Granites and plutons
Granite forms the core of many mountain chains, such as the Andes, Himalayas, and Sierra Nevada, and makes up most of the upper continental crust. The majority of granitic magmas are formed by melting near the base of the continents. The magmas slowly rise through the crust like great balloons. They solidify near the surface to form gigantic bodies of igneous rock called plutons, which are exposed later when uplift and erosion remove the overlying rock.
Cooling and crystallization
Granite and pegmatite have similar compositions, but they differ in the size and proportion of their crystals. Granite is composed of crystals large enough to be seen because the magma cools and solidifies slowly at depth, giving individual crystals time to grow. Pegmatites are rocks composed of very large crystals, sometimes as large as automobiles. These from from water-rich magmas.
Topic: Earth Science
Subtopic: Mountain Building
Keywords: Intrusions (Geology), Geology, Magmas, Granite, Pegmatites, Orogeny, Mountains
This pink granite crystallized from magma.
This granite pegmatite illustrates the growth of extremely large crystals from a magma.

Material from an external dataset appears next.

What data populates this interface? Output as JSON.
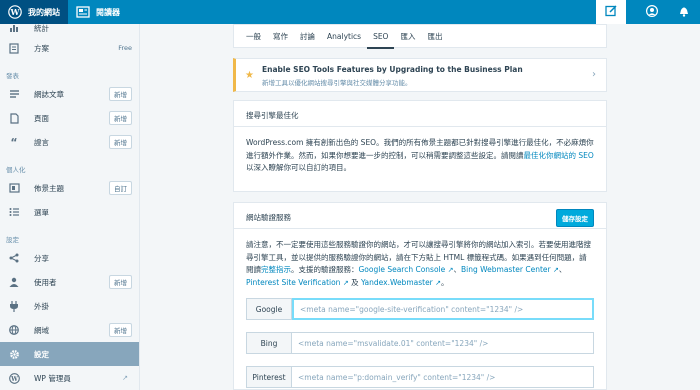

More than 500 volcanoes have erupted during the last millennium, and nearly four-fifths of them constitute the Ring of Fire, a series of volcanic arcs surrounding the Pacific basin.